This is the particular challenge that scientists will need to solve to study potential habitable exoplanets and determine if they are inhabited, even by just some forms of vegetation. Extrasolar planets are so far away that we barely have the technology to see them as dots of light. We do not even have a clear image of Pluto despite it being so close in comparison to extrasolar planets. The closest star to Earth is over eight thousands times farther than Pluto. Continuous views of Earth, as the image above, are used by scientists to learn how to interpret similar future observations of Earth-like planets.

In this page we will provide more information, educational resources, and analyses based on these images including some measures, as the percent of cloud cover, geometric albedo, light curves, and orbital parameters. The images are slightly color enhanced from the original satellite data to more closely match the view of Earth as seen by the naked-eye.

About EchoStar 11 and its DISH Earth Camera


EchoStar 11 is a US communications satellite of EchoStar Technologies L.L.C. that was launched by the Sea Launch Company on July 16, 2008. The satellite is designed for a 15-year orbital service operation and provides direct-to-home television service to Dish Network subscribers in the US. The satellite orbits Earth in a 110°W geostationary orbit, which keeps the satellite in the same position above the western hemisphere.

The DISH Earth Camera installed on EchoStar 11 delivers full-disk views of our planet from a distance of 5.6 Earth radii (35,786 km) above the Earth's surface. It is the world’s first satellite in a geostationary orbit with a true-color camera, offering live video of Earth to Dish Network customers since 2009. Other satellites take images outside the visible spectrum (i.e. GEOS) and those with true-color cameras are in low orbits that need to combine images to produce full-disk views (i.e. Terra and Aqua).

The DISH Earth Camera offers a 30 degree x 22.4 degree field-of-view at a spatial resolution of about 25 km/pixel (720x486 pixels NTSC) and a frame rate of one image every 15 seconds. The Sun, Moon, Venus, and other natural and artificial objects also appear occasionally in the images. The imagery is continuously archived at EchoStar’s uplink facilities and some videos are available in the EchoStar STUDIO's YouTube Channel.  The camera was developed in conjunction with EchoStar satellite engineers and teams from Ecliptic Enterprises Corporation and Space Systems/Loral.

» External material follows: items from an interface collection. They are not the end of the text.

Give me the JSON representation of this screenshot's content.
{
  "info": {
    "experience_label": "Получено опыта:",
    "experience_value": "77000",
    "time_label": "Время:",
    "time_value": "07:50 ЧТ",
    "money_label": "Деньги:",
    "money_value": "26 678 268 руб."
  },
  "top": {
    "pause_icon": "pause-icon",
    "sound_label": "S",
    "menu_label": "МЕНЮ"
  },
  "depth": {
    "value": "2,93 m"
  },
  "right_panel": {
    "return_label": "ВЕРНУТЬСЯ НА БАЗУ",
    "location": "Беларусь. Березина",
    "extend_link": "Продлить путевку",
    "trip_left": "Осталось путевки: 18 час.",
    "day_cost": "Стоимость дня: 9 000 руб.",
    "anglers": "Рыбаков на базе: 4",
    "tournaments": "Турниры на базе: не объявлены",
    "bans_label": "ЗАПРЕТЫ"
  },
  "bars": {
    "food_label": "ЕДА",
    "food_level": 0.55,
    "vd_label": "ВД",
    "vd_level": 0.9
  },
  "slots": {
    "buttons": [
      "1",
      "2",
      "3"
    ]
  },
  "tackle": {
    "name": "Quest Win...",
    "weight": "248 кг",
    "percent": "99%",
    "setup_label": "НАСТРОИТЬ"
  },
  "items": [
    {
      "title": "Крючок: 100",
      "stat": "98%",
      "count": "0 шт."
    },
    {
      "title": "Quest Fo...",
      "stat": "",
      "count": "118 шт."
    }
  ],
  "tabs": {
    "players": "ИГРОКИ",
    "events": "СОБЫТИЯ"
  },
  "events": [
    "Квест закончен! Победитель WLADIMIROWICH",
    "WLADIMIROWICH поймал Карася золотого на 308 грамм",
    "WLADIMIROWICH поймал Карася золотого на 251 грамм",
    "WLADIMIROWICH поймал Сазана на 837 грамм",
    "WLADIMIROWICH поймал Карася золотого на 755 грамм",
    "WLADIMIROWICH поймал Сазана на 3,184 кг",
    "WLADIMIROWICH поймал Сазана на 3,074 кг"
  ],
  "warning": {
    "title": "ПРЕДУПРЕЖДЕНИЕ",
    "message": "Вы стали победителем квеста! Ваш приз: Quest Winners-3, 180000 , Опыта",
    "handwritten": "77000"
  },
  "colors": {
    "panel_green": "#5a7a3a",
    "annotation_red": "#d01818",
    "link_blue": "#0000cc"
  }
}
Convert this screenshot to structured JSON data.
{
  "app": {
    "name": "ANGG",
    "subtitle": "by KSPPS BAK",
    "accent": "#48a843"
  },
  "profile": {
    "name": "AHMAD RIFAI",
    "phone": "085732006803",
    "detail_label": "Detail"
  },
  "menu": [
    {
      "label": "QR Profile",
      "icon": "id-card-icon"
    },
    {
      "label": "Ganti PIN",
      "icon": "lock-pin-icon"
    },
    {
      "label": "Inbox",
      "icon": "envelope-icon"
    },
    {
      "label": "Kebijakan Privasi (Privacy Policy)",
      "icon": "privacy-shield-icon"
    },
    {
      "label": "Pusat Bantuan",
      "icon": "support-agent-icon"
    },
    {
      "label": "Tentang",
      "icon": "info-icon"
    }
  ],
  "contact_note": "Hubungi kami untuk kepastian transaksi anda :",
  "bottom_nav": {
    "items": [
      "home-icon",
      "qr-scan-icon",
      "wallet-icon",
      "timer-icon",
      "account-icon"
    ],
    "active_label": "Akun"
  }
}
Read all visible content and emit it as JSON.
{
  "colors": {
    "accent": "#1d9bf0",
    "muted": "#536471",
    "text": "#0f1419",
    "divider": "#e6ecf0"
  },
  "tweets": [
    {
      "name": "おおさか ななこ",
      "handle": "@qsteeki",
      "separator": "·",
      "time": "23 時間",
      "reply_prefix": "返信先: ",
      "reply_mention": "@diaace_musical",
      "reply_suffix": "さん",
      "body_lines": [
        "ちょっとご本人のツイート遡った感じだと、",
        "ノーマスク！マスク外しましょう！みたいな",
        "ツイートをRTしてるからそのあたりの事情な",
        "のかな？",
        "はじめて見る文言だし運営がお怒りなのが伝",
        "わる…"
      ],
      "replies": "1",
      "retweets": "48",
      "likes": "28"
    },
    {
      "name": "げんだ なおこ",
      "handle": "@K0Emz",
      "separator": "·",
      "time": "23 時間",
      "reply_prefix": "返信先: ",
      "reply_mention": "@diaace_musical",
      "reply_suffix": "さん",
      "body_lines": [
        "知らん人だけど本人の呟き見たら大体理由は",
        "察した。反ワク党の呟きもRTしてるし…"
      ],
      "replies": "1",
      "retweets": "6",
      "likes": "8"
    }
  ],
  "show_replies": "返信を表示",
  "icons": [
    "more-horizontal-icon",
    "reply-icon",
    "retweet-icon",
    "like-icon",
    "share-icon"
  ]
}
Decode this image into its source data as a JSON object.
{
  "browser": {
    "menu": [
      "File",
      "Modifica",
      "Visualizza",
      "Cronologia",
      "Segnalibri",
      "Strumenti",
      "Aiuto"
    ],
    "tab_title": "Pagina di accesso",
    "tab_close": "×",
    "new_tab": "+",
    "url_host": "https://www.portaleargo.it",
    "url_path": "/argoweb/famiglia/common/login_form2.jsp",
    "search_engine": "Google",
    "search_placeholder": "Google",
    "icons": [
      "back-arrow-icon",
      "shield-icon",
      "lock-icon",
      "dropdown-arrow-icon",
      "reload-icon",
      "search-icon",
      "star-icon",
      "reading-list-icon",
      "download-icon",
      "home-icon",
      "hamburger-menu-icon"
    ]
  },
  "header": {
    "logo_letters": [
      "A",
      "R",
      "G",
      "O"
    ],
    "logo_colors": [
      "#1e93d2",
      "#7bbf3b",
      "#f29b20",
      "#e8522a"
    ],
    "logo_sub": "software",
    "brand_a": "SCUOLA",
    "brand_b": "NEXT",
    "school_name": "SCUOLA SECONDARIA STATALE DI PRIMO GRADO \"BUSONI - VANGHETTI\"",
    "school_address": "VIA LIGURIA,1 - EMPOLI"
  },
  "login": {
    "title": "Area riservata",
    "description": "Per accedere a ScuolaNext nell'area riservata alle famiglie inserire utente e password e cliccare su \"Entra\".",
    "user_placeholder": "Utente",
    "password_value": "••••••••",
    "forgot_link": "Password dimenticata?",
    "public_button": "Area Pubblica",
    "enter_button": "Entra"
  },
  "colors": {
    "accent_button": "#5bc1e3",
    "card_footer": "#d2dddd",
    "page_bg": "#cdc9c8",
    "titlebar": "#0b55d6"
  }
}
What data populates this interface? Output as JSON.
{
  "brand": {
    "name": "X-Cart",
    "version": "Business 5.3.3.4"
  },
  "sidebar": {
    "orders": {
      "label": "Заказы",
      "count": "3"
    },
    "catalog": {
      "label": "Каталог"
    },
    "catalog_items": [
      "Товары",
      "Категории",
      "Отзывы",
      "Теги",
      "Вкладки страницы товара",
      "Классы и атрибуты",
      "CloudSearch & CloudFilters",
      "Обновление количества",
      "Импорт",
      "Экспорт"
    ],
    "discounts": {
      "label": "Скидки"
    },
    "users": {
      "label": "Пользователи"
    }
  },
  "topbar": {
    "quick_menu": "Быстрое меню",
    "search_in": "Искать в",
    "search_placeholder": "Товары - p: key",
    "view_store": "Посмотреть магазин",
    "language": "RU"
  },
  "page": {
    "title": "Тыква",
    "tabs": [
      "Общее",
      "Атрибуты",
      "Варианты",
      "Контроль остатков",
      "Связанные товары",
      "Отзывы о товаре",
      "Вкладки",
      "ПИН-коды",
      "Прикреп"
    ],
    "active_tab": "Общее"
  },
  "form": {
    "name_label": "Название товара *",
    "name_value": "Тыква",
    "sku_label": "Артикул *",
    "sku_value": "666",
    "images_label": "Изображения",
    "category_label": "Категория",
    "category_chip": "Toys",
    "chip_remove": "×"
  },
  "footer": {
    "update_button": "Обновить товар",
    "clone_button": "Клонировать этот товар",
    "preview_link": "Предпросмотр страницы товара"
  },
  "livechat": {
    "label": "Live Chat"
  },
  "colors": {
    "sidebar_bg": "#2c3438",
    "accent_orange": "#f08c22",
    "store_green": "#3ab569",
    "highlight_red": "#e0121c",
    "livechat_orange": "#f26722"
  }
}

Acknowledgments and Credits


This page is provided thanks to the cooperation of EchoStar Technologies L.L.C. Some of the images and videos here are copyright by EchoStar Technologies L.L.C. and cannot be used in any electronic or print form without previous permission. Please credit any fair-use usage to EchoStar and PHL @ UPR Arecibo.